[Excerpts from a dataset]
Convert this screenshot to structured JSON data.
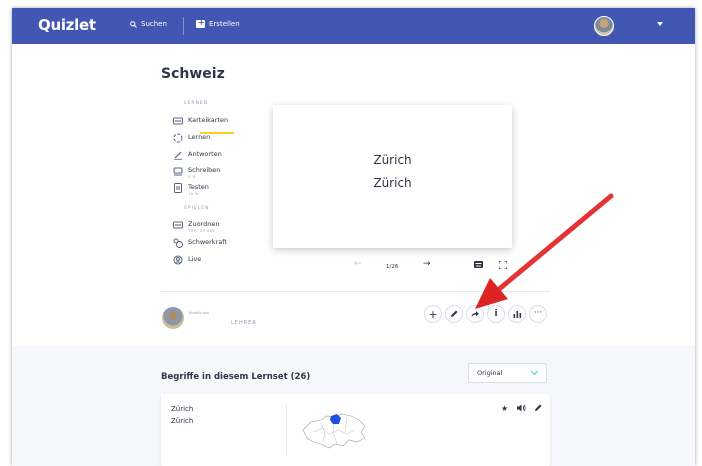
{
  "header": {
    "logo": "Quizlet",
    "search_label": "Suchen",
    "create_label": "Erstellen"
  },
  "set": {
    "title": "Schweiz"
  },
  "sidebar": {
    "section_learn": "LERNEN",
    "section_play": "SPIELEN",
    "items": [
      {
        "label": "Karteikarten",
        "icon": "cards-icon",
        "sub": ""
      },
      {
        "label": "Lernen",
        "icon": "learn-icon",
        "sub": ""
      },
      {
        "label": "Antworten",
        "icon": "pen-icon",
        "sub": ""
      },
      {
        "label": "Schreiben",
        "icon": "write-icon",
        "sub": "0 %"
      },
      {
        "label": "Testen",
        "icon": "test-icon",
        "sub": "70 %"
      },
      {
        "label": "Zuordnen",
        "icon": "match-icon",
        "sub": "TOP: 33 SEK"
      },
      {
        "label": "Schwerkraft",
        "icon": "gravity-icon",
        "sub": ""
      },
      {
        "label": "Live",
        "icon": "live-icon",
        "sub": ""
      }
    ]
  },
  "flashcard": {
    "term": "Zürich",
    "definition": "Zürich",
    "counter": "1/26"
  },
  "creator": {
    "created_by": "Erstellt von",
    "role": "LEHRER"
  },
  "terms": {
    "heading": "Begriffe in diesem Lernset (26)",
    "sort_selected": "Original",
    "items": [
      {
        "term": "Zürich",
        "definition": "Zürich"
      }
    ]
  },
  "colors": {
    "brand": "#4257b2",
    "active": "#ffcd1f",
    "annotation_arrow": "#e52b2b"
  }
}
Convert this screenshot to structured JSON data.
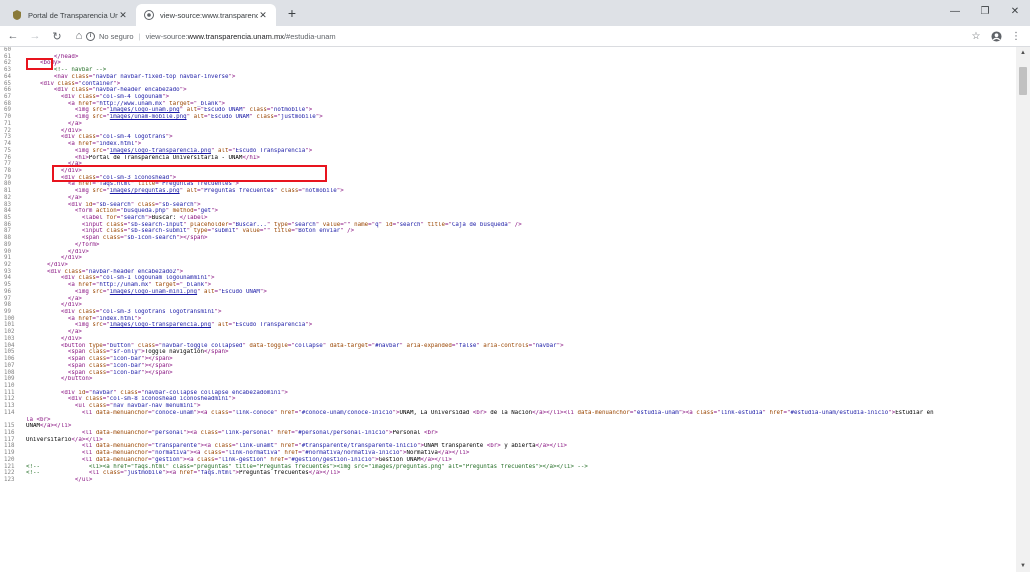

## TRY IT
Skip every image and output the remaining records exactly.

## THE COMPLETED TASK
Convert this screenshot to structured JSON data.
{
  "header": {
    "logo": "Quizlet",
    "search_label": "Suchen",
    "create_label": "Erstellen"
  },
  "set": {
    "title": "Schweiz"
  },
  "sidebar": {
    "section_learn": "LERNEN",
    "section_play": "SPIELEN",
    "items": [
      {
        "label": "Karteikarten",
        "icon": "cards-icon",
        "sub": ""
      },
      {
        "label": "Lernen",
        "icon": "learn-icon",
        "sub": ""
      },
      {
        "label": "Antworten",
        "icon": "pen-icon",
        "sub": ""
      },
      {
        "label": "Schreiben",
        "icon": "write-icon",
        "sub": "0 %"
      },
      {
        "label": "Testen",
        "icon": "test-icon",
        "sub": "70 %"
      },
      {
        "label": "Zuordnen",
        "icon": "match-icon",
        "sub": "TOP: 33 SEK"
      },
      {
        "label": "Schwerkraft",
        "icon": "gravity-icon",
        "sub": ""
      },
      {
        "label": "Live",
        "icon": "live-icon",
        "sub": ""
      }
    ]
  },
  "flashcard": {
    "term": "Zürich",
    "definition": "Zürich",
    "counter": "1/26"
  },
  "creator": {
    "created_by": "Erstellt von",
    "role": "LEHRER"
  },
  "terms": {
    "heading": "Begriffe in diesem Lernset (26)",
    "sort_selected": "Original",
    "items": [
      {
        "term": "Zürich",
        "definition": "Zürich"
      }
    ]
  },
  "colors": {
    "brand": "#4257b2",
    "active": "#ffcd1f",
    "annotation_arrow": "#e52b2b"
  }
}
Convert this screenshot to structured JSON data.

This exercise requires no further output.